Henry Adams Bellows says in his commentaries that the poem is a masterpiece with an "extraordinary degree of dramatic unity" and that it is one of the "most vivid and powerful" poems in the Poetic Edda. It has, however, been argued that some parts originally belonged to Sigrdrífumál, and the two poems are anyway very close in content. The material is mostly Scandinavian and there are few elements that connect it with the corresponding German tradition found in the Nibelungenlied.
The poem deals with how the dead Sigurd and Brynhildr are burnt on two pyres. First they burn Sigurd and then they burn Brynhildr who is lying on a richly clad wagon. This wagon takes Brynhildr on her journey to the afterlife. During her journey, she passes a house where a giantess (gýgr) lived.
The giantess accuses Brynhildr of having caused the deaths of heroes and of having wanted another woman's husband (Sigurd). The giantess further accuses Brynhildr of having caused the fall of the house of Nibelungs (Gjúki's sons). Brynhildr responds that she will tell her the truth and how the sons of Gjúki made her an unhappy oath-breaker.
Formerly, she used to be called Hildr the helmed and she lived in a dwelling of valkyries called Hlymdalir. Then a monarch (presumably Agnarr) captured Brynhildr and her seven sisters' by taking their swan-robes that he found under an oak. She was only twelve winters old when she married the young king.
Against the will of Odin, she then made the aged Hjalmgunnar, the king of the Goths, die and instead she gave victory to Auða's young brother (Agnarr). The angry Odin imprisoned her in Skatalund within red and white overlapping shields, and cursed her to sleep until a man without fear would set her free. In order to make it even harder to liberate her, Odin also created a circle of fire around her resting place.
Sigurd then arrived on Grani and brought her Fafnir's gold. The hero shared her bed during eight nights without them touching each other. Still, Gudrun would reproach her for having slept in Sigurd's arms, and then admit to her that they had tricked her out of her relationship with Sigurd and made her take another man instead (Gunnar).
Brynhildr finishes the poem by stating that men and women live in this world to suffer, but that she and Sigurd would never part again:
Munu við ofstríð
alls til lengi
konur ok karlar
við skulum okkrum
Sökkstu, gýgjar kyn.
Ever with grief
and all too long
Are men and women
born in the world;
But yet we shall live
our lives together,
Sigurth and I.
Sink down, Giantess!
- But in the preceding Sigurðarkviða hin skamma, they are burnt on the same pyre.
- The version found in Norna-Gests þáttr calls Brynhildr and her sisters the "sisters of Atli" instead of "sisters eight".

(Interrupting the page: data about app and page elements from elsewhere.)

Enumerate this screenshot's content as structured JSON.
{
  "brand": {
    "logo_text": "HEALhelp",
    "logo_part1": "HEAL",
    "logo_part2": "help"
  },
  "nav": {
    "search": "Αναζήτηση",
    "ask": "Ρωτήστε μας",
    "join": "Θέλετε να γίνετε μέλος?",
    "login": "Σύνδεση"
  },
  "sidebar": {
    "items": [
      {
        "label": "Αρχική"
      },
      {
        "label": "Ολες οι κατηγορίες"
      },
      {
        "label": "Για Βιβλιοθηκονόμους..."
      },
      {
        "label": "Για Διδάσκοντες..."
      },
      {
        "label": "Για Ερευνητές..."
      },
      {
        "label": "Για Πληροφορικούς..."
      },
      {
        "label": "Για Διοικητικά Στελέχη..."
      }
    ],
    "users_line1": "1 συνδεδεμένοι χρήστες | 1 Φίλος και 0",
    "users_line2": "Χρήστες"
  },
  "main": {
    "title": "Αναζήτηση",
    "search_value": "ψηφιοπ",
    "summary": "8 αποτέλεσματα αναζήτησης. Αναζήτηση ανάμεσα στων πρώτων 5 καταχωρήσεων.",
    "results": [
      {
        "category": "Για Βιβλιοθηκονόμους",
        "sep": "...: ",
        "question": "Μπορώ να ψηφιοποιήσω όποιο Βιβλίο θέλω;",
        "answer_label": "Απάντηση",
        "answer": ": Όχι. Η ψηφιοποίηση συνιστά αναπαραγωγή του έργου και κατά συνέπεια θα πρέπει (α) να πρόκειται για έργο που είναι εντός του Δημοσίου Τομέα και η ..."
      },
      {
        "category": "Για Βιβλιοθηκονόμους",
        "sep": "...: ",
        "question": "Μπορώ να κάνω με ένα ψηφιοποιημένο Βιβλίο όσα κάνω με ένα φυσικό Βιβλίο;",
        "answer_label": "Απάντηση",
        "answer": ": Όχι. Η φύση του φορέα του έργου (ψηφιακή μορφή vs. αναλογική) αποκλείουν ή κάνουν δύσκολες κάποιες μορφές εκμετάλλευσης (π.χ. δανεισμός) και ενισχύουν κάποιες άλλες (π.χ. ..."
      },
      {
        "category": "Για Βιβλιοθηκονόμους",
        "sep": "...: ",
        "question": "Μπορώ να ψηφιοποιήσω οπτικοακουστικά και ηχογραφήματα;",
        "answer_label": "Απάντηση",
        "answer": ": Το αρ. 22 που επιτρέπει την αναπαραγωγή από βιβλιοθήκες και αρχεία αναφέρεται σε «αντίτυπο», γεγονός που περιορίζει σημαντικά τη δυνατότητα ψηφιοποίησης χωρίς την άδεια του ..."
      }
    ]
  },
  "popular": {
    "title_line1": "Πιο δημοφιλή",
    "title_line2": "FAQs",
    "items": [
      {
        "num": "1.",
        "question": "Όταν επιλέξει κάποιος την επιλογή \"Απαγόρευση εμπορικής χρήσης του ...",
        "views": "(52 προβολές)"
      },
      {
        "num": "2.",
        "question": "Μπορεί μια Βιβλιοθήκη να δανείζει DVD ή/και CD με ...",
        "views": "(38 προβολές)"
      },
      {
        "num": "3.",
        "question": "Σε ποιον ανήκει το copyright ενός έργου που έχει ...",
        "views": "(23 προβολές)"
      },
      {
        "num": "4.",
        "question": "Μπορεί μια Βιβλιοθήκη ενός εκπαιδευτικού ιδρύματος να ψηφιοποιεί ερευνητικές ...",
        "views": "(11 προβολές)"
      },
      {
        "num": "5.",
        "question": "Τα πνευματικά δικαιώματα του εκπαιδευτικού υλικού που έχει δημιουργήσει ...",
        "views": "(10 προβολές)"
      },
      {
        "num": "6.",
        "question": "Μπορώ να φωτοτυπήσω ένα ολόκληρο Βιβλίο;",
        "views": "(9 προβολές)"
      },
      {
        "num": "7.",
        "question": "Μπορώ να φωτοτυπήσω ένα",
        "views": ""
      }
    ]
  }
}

- By taking the swan robe of a Swan maiden, a man takes command of her, see Völundarkviða.
- In other sources, it is called Hindarfjall.
- In Grípisspá, they only shared three nights together.
- Helreið Brynhildar at Heimskringla.no.
- Bellows' translation.
- Brynhild's Hell-Ride, Henry Adams Bellows' translation and commentary
- Brynhild´s Hel-ride, Benjamin Thorpe's translation
- Brynhild's Hel Ride, Translated by W. H. Auden and P. B. Taylor
- Helreið Brynhildar, Sophus Bugge's edition of the manuscript text
- Helreið Brynhildar, Guðni Jónsson's edition with normalized spelling